DATA EXTRACTS.
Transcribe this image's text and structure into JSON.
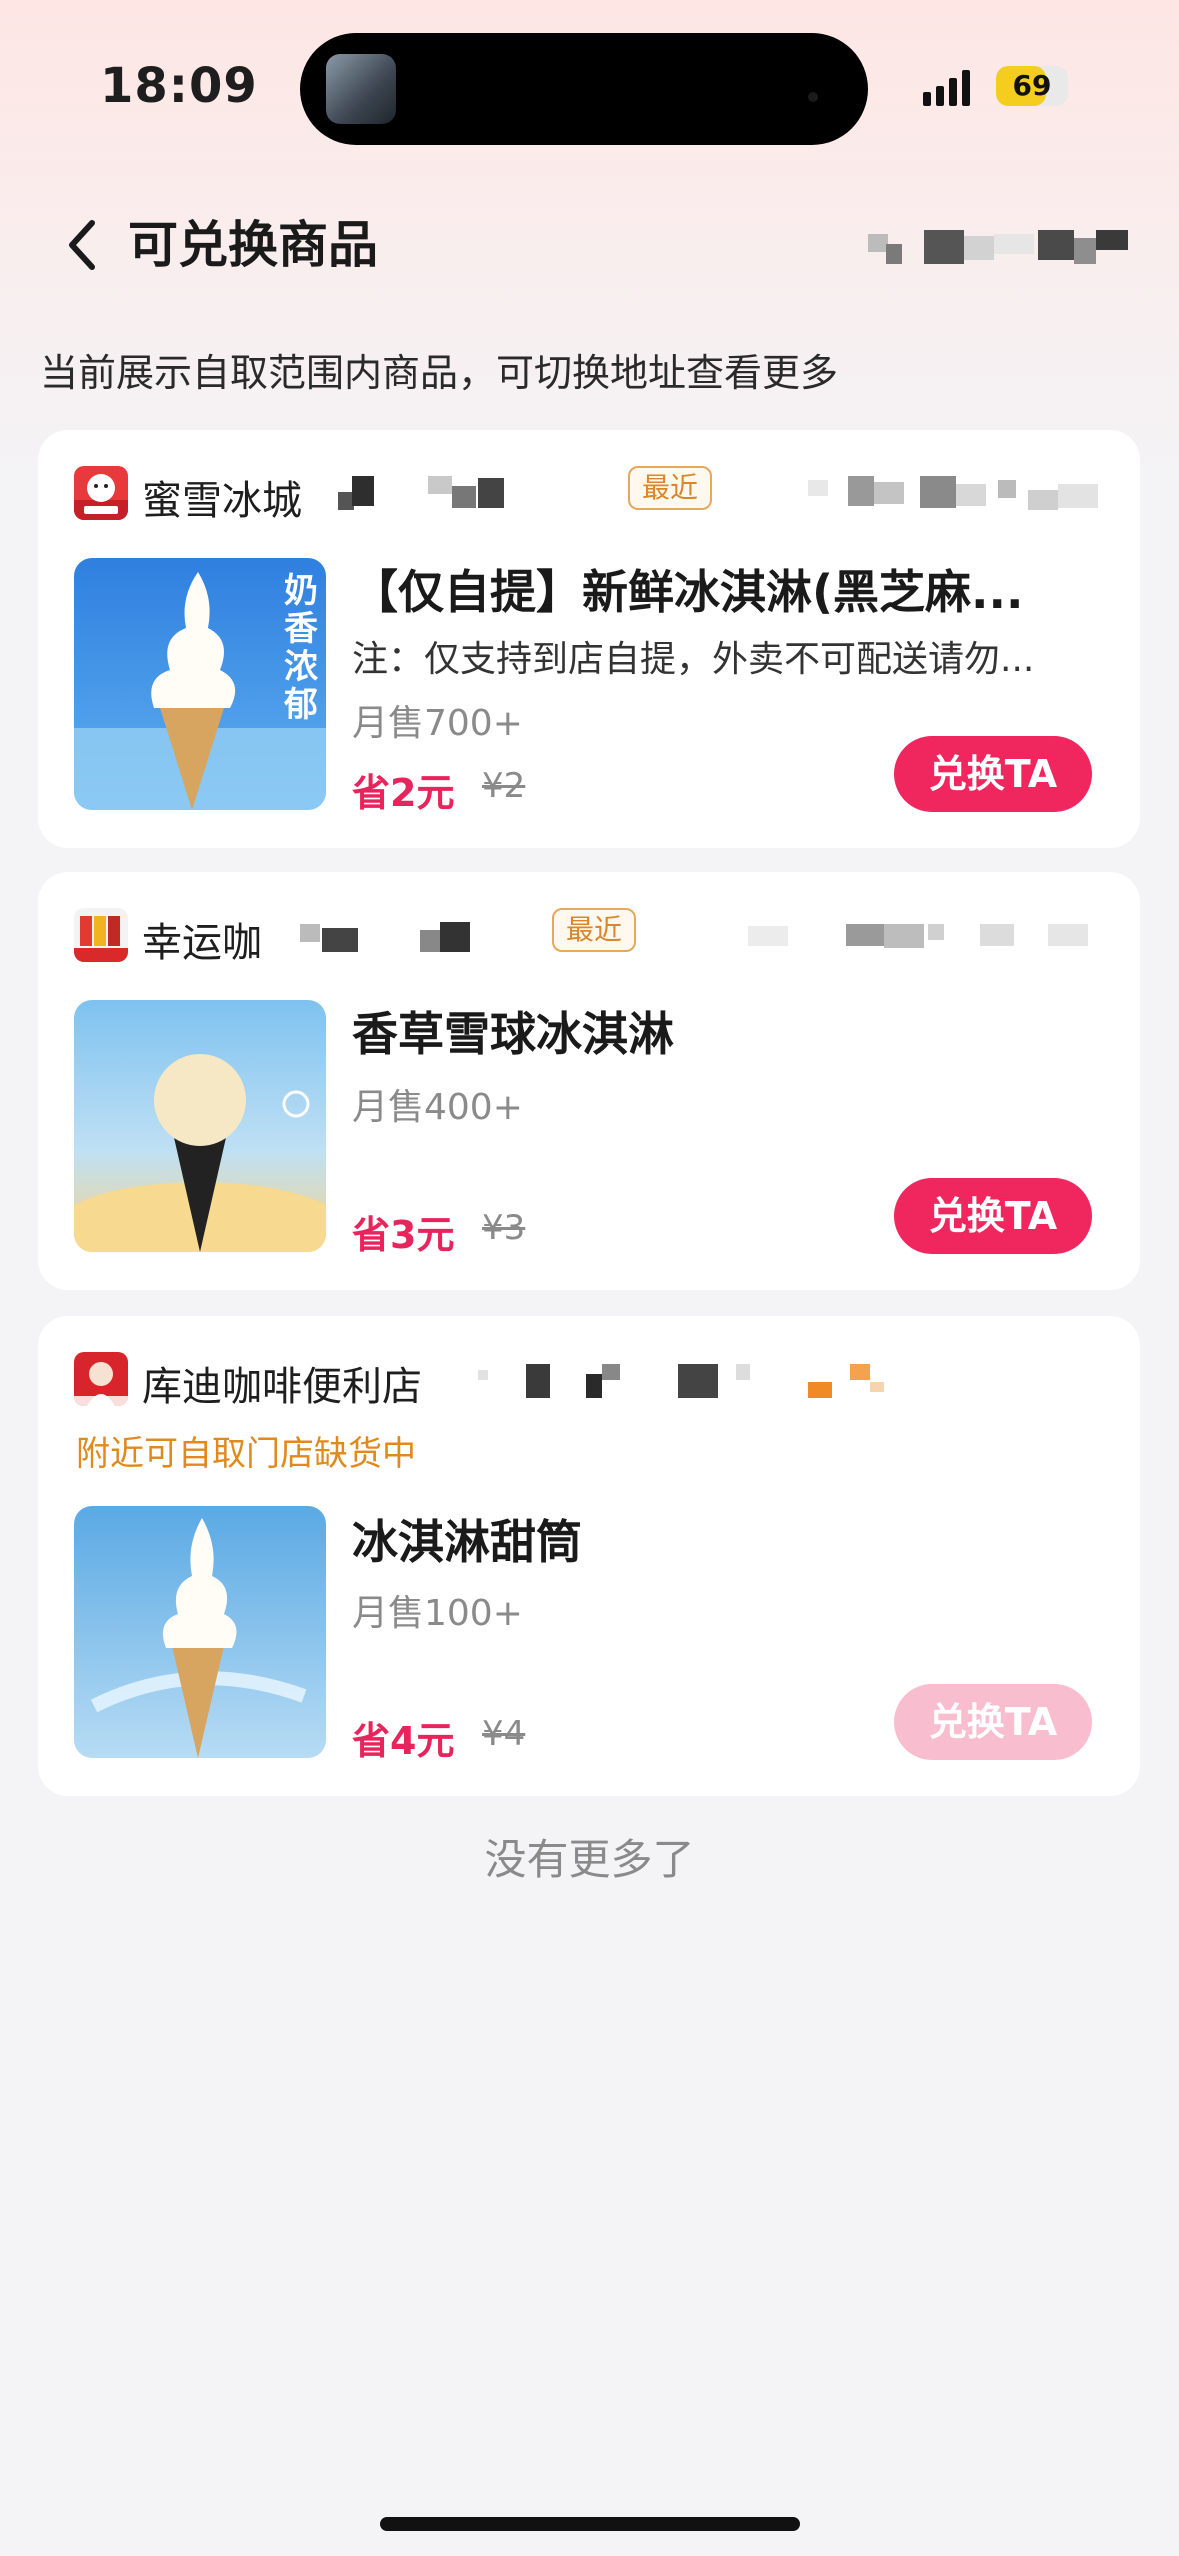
{
  "status_bar": {
    "time": "18:09",
    "battery": "69",
    "battery_level": 0.69
  },
  "header": {
    "title": "可兑换商品"
  },
  "subtitle": "当前展示自取范围内商品，可切换地址查看更多",
  "colors": {
    "accent": "#f0275e",
    "save_text": "#e8245c",
    "notice": "#e08a1e",
    "tag": "#d9872b"
  },
  "cards": [
    {
      "store": "蜜雪冰城",
      "tag": "最近",
      "product_title": "【仅自提】新鲜冰淇淋(黑芝麻...",
      "note": "注：仅支持到店自提，外卖不可配送请勿...",
      "image_text": "奶香浓郁",
      "sales": "月售700+",
      "save": "省2元",
      "original_price": "¥2",
      "button": "兑换TA"
    },
    {
      "store": "幸运咖",
      "tag": "最近",
      "product_title": "香草雪球冰淇淋",
      "sales": "月售400+",
      "save": "省3元",
      "original_price": "¥3",
      "button": "兑换TA"
    },
    {
      "store": "库迪咖啡便利店",
      "notice": "附近可自取门店缺货中",
      "product_title": "冰淇淋甜筒",
      "sales": "月售100+",
      "save": "省4元",
      "original_price": "¥4",
      "button": "兑换TA"
    }
  ],
  "footer": "没有更多了"
}
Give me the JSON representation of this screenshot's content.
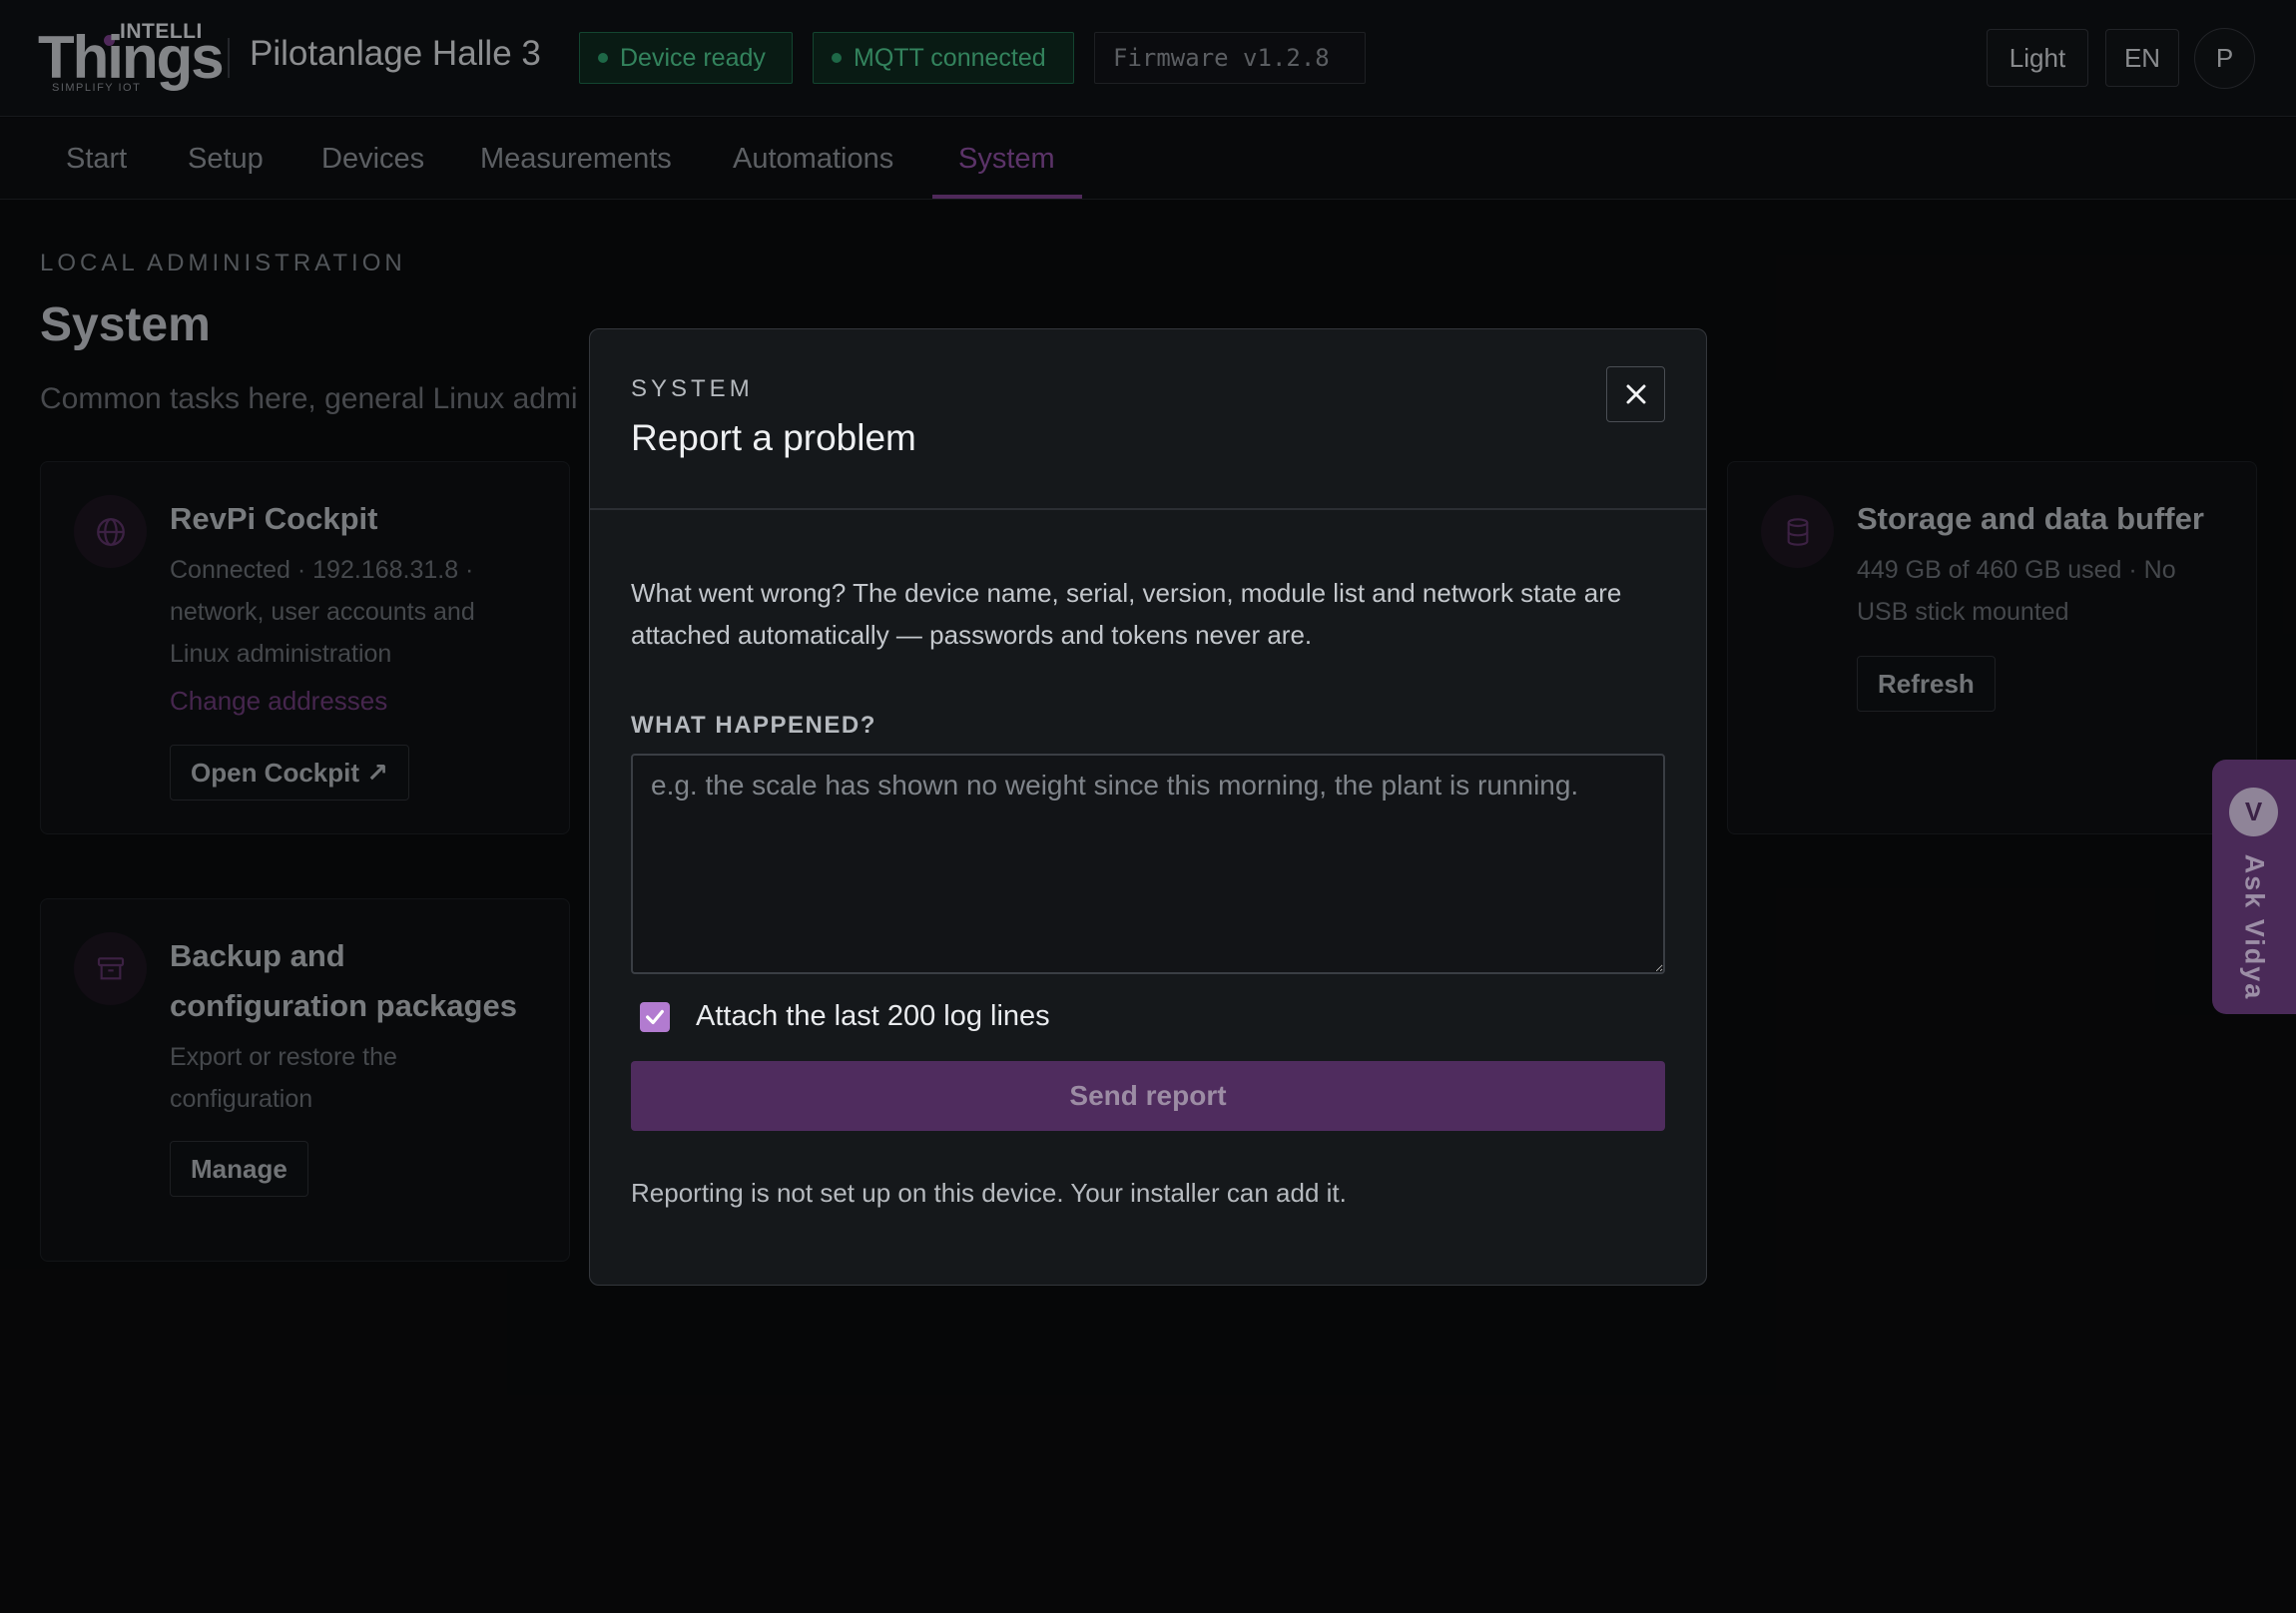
{
  "header": {
    "logo": {
      "top": "INTELLI",
      "main": "Things",
      "tagline": "SIMPLIFY IOT"
    },
    "site_name": "Pilotanlage Halle 3",
    "status": {
      "device": "Device ready",
      "mqtt": "MQTT connected",
      "firmware": "Firmware v1.2.8"
    },
    "theme_button": "Light",
    "language_button": "EN",
    "user_initial": "P"
  },
  "nav": {
    "tabs": [
      {
        "label": "Start"
      },
      {
        "label": "Setup"
      },
      {
        "label": "Devices"
      },
      {
        "label": "Measurements"
      },
      {
        "label": "Automations"
      },
      {
        "label": "System",
        "active": true
      }
    ]
  },
  "page": {
    "eyebrow": "LOCAL ADMINISTRATION",
    "title": "System",
    "subtitle": "Common tasks here, general Linux admi"
  },
  "cards": {
    "cockpit": {
      "title": "RevPi Cockpit",
      "lines": [
        "Connected · 192.168.31.8 ·",
        "network, user accounts and",
        "Linux administration"
      ],
      "link": "Change addresses",
      "button": "Open Cockpit ↗"
    },
    "backup": {
      "title_lines": [
        "Backup and",
        "configuration packages"
      ],
      "lines": [
        "Export or restore the",
        "configuration"
      ],
      "button": "Manage"
    },
    "storage": {
      "title": "Storage and data buffer",
      "lines": [
        "449 GB of 460 GB used · No",
        "USB stick mounted"
      ],
      "button": "Refresh"
    }
  },
  "modal": {
    "eyebrow": "SYSTEM",
    "title": "Report a problem",
    "description": "What went wrong? The device name, serial, version, module list and network state are attached automatically — passwords and tokens never are.",
    "field_label": "WHAT HAPPENED?",
    "field_value": "",
    "field_placeholder": "e.g. the scale has shown no weight since this morning, the plant is running.",
    "attach_logs_label": "Attach the last 200 log lines",
    "attach_logs_checked": true,
    "send_button": "Send report",
    "note": "Reporting is not set up on this device. Your installer can add it."
  },
  "assistant": {
    "badge": "V",
    "label": "Ask Vidya"
  },
  "colors": {
    "accent": "#7a3f8a",
    "status_green": "#4fc98f",
    "send_button": "#4f2c5e",
    "checkbox": "#b27bd0"
  }
}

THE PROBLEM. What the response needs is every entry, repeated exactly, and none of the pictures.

SOLUTION.
Transcribe this image's text and structure into JSON.
{
  "status_bar": {
    "time": "18:09",
    "battery": "69",
    "battery_level": 0.69
  },
  "header": {
    "title": "可兑换商品"
  },
  "subtitle": "当前展示自取范围内商品，可切换地址查看更多",
  "colors": {
    "accent": "#f0275e",
    "save_text": "#e8245c",
    "notice": "#e08a1e",
    "tag": "#d9872b"
  },
  "cards": [
    {
      "store": "蜜雪冰城",
      "tag": "最近",
      "product_title": "【仅自提】新鲜冰淇淋(黑芝麻...",
      "note": "注：仅支持到店自提，外卖不可配送请勿...",
      "image_text": "奶香浓郁",
      "sales": "月售700+",
      "save": "省2元",
      "original_price": "¥2",
      "button": "兑换TA"
    },
    {
      "store": "幸运咖",
      "tag": "最近",
      "product_title": "香草雪球冰淇淋",
      "sales": "月售400+",
      "save": "省3元",
      "original_price": "¥3",
      "button": "兑换TA"
    },
    {
      "store": "库迪咖啡便利店",
      "notice": "附近可自取门店缺货中",
      "product_title": "冰淇淋甜筒",
      "sales": "月售100+",
      "save": "省4元",
      "original_price": "¥4",
      "button": "兑换TA"
    }
  ],
  "footer": "没有更多了"
}
Give me the JSON representation of this screenshot's content.
{
  "header": {
    "logo": {
      "top": "INTELLI",
      "main": "Things",
      "tagline": "SIMPLIFY IOT"
    },
    "site_name": "Pilotanlage Halle 3",
    "status": {
      "device": "Device ready",
      "mqtt": "MQTT connected",
      "firmware": "Firmware v1.2.8"
    },
    "theme_button": "Light",
    "language_button": "EN",
    "user_initial": "P"
  },
  "nav": {
    "tabs": [
      {
        "label": "Start"
      },
      {
        "label": "Setup"
      },
      {
        "label": "Devices"
      },
      {
        "label": "Measurements"
      },
      {
        "label": "Automations"
      },
      {
        "label": "System",
        "active": true
      }
    ]
  },
  "page": {
    "eyebrow": "LOCAL ADMINISTRATION",
    "title": "System",
    "subtitle": "Common tasks here, general Linux admi"
  },
  "cards": {
    "cockpit": {
      "title": "RevPi Cockpit",
      "lines": [
        "Connected · 192.168.31.8 ·",
        "network, user accounts and",
        "Linux administration"
      ],
      "link": "Change addresses",
      "button": "Open Cockpit ↗"
    },
    "backup": {
      "title_lines": [
        "Backup and",
        "configuration packages"
      ],
      "lines": [
        "Export or restore the",
        "configuration"
      ],
      "button": "Manage"
    },
    "storage": {
      "title": "Storage and data buffer",
      "lines": [
        "449 GB of 460 GB used · No",
        "USB stick mounted"
      ],
      "button": "Refresh"
    }
  },
  "modal": {
    "eyebrow": "SYSTEM",
    "title": "Report a problem",
    "description": "What went wrong? The device name, serial, version, module list and network state are attached automatically — passwords and tokens never are.",
    "field_label": "WHAT HAPPENED?",
    "field_value": "",
    "field_placeholder": "e.g. the scale has shown no weight since this morning, the plant is running.",
    "attach_logs_label": "Attach the last 200 log lines",
    "attach_logs_checked": true,
    "send_button": "Send report",
    "note": "Reporting is not set up on this device. Your installer can add it."
  },
  "assistant": {
    "badge": "V",
    "label": "Ask Vidya"
  },
  "colors": {
    "accent": "#7a3f8a",
    "status_green": "#4fc98f",
    "send_button": "#4f2c5e",
    "checkbox": "#b27bd0"
  }
}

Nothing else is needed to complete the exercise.